____ SUPPLIED ENTRIES

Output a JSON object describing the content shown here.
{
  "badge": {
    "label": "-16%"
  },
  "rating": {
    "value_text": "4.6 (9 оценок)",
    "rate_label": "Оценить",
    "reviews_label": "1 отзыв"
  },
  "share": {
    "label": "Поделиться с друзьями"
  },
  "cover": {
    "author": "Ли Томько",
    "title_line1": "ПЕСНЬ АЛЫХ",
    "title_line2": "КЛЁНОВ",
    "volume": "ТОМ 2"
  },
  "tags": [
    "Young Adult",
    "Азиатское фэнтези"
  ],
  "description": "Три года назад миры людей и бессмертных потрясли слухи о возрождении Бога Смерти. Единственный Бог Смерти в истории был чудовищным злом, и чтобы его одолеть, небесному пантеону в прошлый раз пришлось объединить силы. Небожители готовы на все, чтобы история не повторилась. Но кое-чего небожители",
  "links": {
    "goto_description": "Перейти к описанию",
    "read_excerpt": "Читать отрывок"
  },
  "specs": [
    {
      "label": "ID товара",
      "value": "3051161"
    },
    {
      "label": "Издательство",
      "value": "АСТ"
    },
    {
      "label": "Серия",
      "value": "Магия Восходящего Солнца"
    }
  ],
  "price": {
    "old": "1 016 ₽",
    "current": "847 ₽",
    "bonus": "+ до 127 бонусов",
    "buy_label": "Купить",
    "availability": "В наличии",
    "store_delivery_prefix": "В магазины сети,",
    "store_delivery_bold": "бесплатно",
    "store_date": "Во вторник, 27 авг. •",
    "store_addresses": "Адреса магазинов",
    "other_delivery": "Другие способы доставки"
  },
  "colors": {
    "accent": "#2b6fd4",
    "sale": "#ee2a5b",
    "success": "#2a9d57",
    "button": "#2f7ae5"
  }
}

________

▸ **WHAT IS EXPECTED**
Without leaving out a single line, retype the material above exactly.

▸ **RESPONSE AREA**
Output a JSON object describing the content shown here.
{
  "badge": {
    "label": "-16%"
  },
  "rating": {
    "value_text": "4.6 (9 оценок)",
    "rate_label": "Оценить",
    "reviews_label": "1 отзыв"
  },
  "share": {
    "label": "Поделиться с друзьями"
  },
  "cover": {
    "author": "Ли Томько",
    "title_line1": "ПЕСНЬ АЛЫХ",
    "title_line2": "КЛЁНОВ",
    "volume": "ТОМ 2"
  },
  "tags": [
    "Young Adult",
    "Азиатское фэнтези"
  ],
  "description": "Три года назад миры людей и бессмертных потрясли слухи о возрождении Бога Смерти. Единственный Бог Смерти в истории был чудовищным злом, и чтобы его одолеть, небесному пантеону в прошлый раз пришлось объединить силы. Небожители готовы на все, чтобы история не повторилась. Но кое-чего небожители",
  "links": {
    "goto_description": "Перейти к описанию",
    "read_excerpt": "Читать отрывок"
  },
  "specs": [
    {
      "label": "ID товара",
      "value": "3051161"
    },
    {
      "label": "Издательство",
      "value": "АСТ"
    },
    {
      "label": "Серия",
      "value": "Магия Восходящего Солнца"
    }
  ],
  "price": {
    "old": "1 016 ₽",
    "current": "847 ₽",
    "bonus": "+ до 127 бонусов",
    "buy_label": "Купить",
    "availability": "В наличии",
    "store_delivery_prefix": "В магазины сети,",
    "store_delivery_bold": "бесплатно",
    "store_date": "Во вторник, 27 авг. •",
    "store_addresses": "Адреса магазинов",
    "other_delivery": "Другие способы доставки"
  },
  "colors": {
    "accent": "#2b6fd4",
    "sale": "#ee2a5b",
    "success": "#2a9d57",
    "button": "#2f7ae5"
  }
}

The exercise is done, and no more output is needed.